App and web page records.
=======

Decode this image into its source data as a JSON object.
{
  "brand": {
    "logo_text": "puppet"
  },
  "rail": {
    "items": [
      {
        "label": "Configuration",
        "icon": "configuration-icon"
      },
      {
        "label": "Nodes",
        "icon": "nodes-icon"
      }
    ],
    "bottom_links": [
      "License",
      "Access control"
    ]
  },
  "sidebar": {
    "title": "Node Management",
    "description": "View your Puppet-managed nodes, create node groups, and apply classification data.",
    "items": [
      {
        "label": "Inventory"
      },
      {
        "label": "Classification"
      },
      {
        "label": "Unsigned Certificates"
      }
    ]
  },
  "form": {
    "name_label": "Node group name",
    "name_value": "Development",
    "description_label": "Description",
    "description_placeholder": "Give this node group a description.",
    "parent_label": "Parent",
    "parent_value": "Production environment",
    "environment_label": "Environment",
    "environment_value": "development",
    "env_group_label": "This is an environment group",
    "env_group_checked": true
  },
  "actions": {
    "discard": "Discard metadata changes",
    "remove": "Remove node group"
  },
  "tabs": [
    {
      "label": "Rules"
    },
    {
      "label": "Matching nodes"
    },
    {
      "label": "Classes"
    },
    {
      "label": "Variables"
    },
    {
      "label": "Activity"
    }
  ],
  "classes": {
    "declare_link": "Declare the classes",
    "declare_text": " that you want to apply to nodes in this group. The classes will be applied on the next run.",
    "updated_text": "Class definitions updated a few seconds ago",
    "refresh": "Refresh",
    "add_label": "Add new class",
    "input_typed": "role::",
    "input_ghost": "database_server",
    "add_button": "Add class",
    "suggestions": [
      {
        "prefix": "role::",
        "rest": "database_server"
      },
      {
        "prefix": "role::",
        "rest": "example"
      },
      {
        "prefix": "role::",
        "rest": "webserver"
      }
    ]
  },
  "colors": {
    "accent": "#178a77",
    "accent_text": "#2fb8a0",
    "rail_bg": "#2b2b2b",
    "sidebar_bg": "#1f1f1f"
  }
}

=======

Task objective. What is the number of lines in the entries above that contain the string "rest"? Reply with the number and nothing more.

Written answer. 3